RADFORD, Va. (WDBJ7) Water isn't cheap; Local governments in the New River Valley are finding that out. They're eventually going to have to pay twice as much for the water they provide to their citizens.
Projects with the NRV Regional Water Authority are going to cost much more than expected. The first study into the projects was done in 2012.
However, to get the projects designed and construction going, the Virginia Department of Health required a more detailed study. In that study, a few issues were found that are causing the price-tag to skyrocket.
Four years ago two projects were designed aiming to create new water lines leading into Blacksburg and Christiansburg, following along Prices Fork Road and Plum Creek, respectively. However, the most recent studies show those projects will cost more than $7 million than originally expected.
"Part of that is due to a change in the project in terms of where the line runs and what's needed in order to convey the water," NRVRWA Executive Director Caleb Taylor said.
Renovations are needed for the water treatment plant, which is still using technology from the 1950s and '70s, when is was last renovated.
"All of the water that gets treated goes through the plant and goes out into the system, so this is the heart of of the system and this is where it all starts," Taylor said.
The plant upgrades will cost $27.5 million.
Bond issues are needed to fund these projects. To pay for the bonds over time means rate increases for the wholesale customers of Blacksburg, Christiansburg, Montgomery County and Virginia Tech.

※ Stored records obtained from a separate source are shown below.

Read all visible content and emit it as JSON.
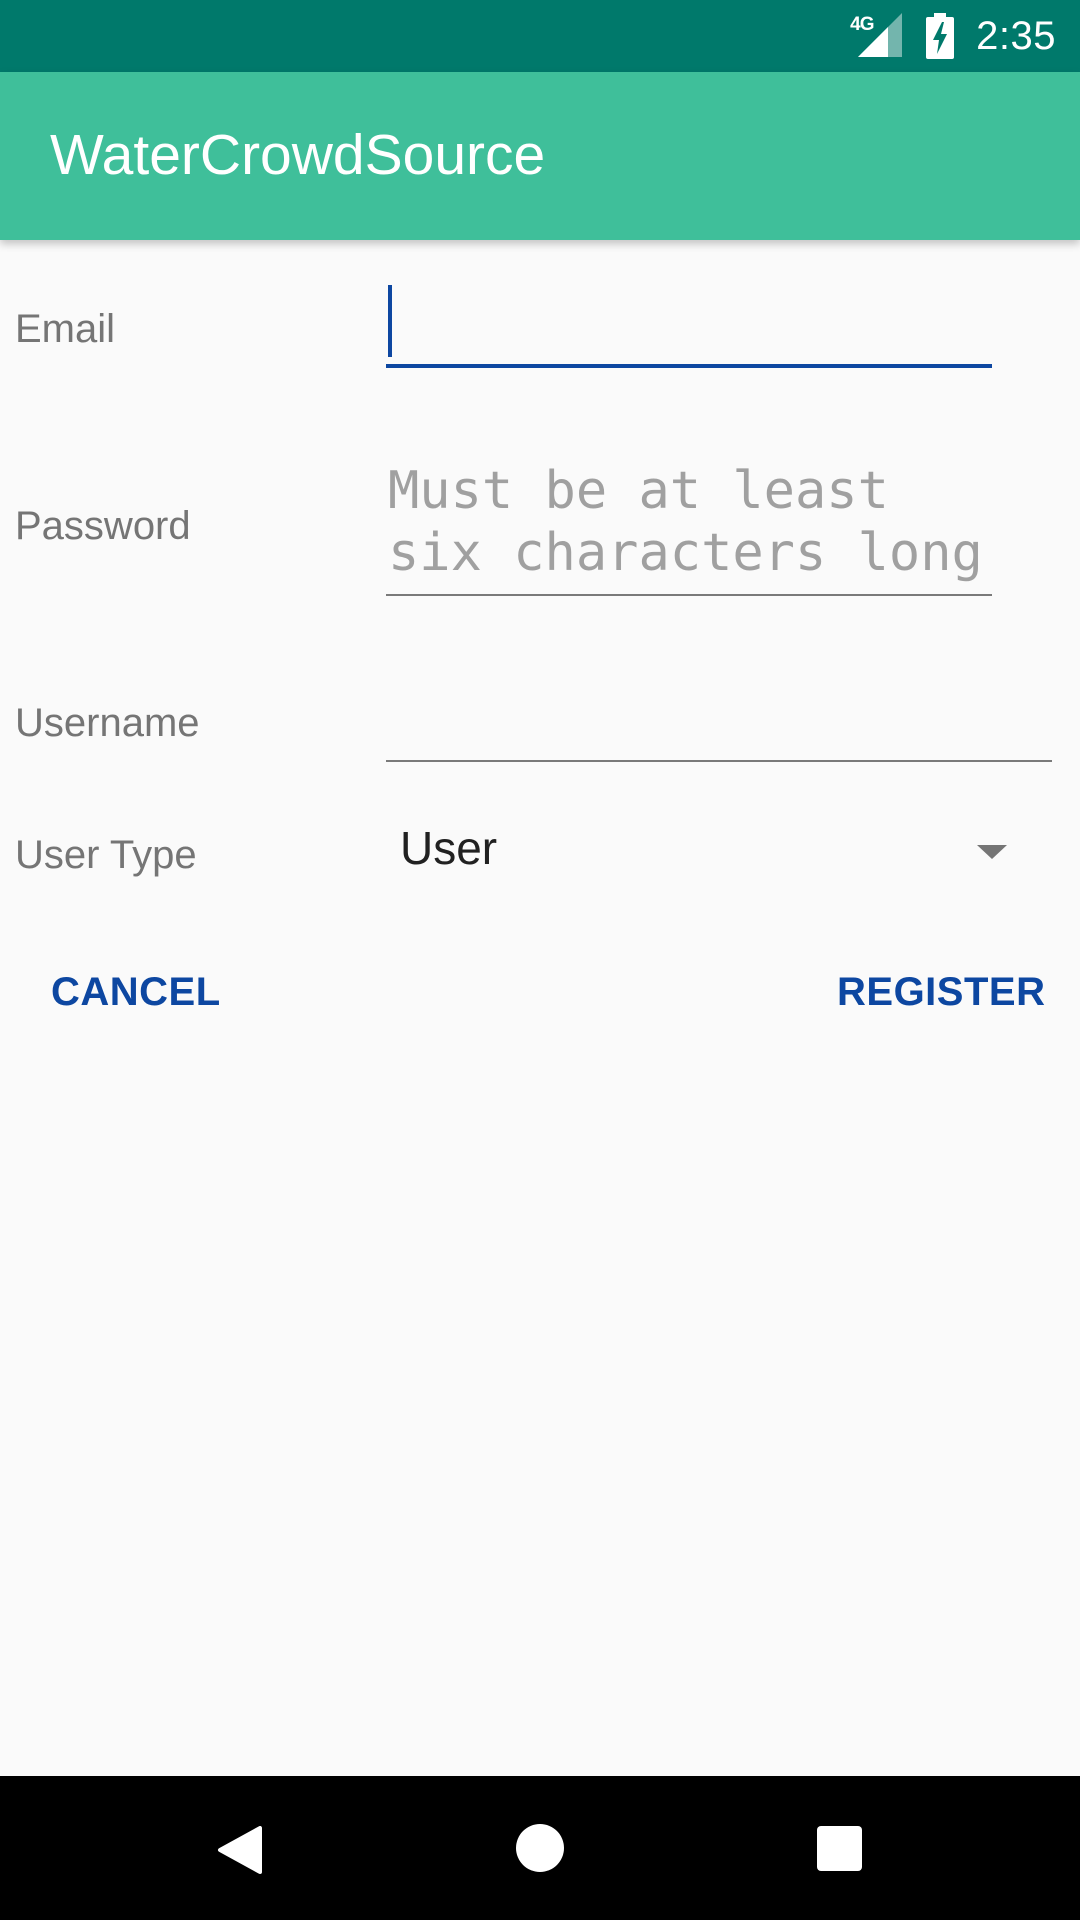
{
  "status_bar": {
    "network": "4G",
    "time": "2:35"
  },
  "app_bar": {
    "title": "WaterCrowdSource"
  },
  "form": {
    "email": {
      "label": "Email",
      "value": ""
    },
    "password": {
      "label": "Password",
      "placeholder": "Must be at least\nsix characters long",
      "value": ""
    },
    "username": {
      "label": "Username",
      "value": ""
    },
    "user_type": {
      "label": "User Type",
      "selected": "User"
    }
  },
  "actions": {
    "cancel_label": "CANCEL",
    "register_label": "REGISTER"
  },
  "colors": {
    "status_bar": "#00796b",
    "app_bar": "#3fbf9a",
    "accent": "#0d47a1"
  },
  "icons": {
    "signal": "cell-signal-icon",
    "battery": "battery-charging-icon",
    "back": "nav-back-icon",
    "home": "nav-home-icon",
    "recents": "nav-recents-icon"
  }
}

Right now, the four groups spend $2.22 per 5,000 gallons of water. By 2025, it's projected to cost $4.35 for the same amount, nearly doubling the cost.
"We're totally funded through that rate, and that rate only," Taylor said.
But how the mandatory rate increase will go is up for debate. It could be small some years with a couple huge jumps, or it could be larger rate increases every year. Local governing bodies will meet again in November to try to decide which to go with.
"We work with a financial adviser as well as our engineers, who work in conjunction, and look at what is best in terms of providing the lowest interest rate and loan period for us to be able to fund the project," Taylor said.
Taylor could not say whether or not rate increases would mean everyday water users will have to pay more as well.
The governing bodies will have to decide among themselves what to do to cover the extra costs they'll be paying to bring the water in.
To see the PDF presentation Taylor showed to the Blacksburg and Christiansburg Town Councils and Montgomery County Board of Supervisors click the NRVRWA PPT Joint Meeting document attached to this article.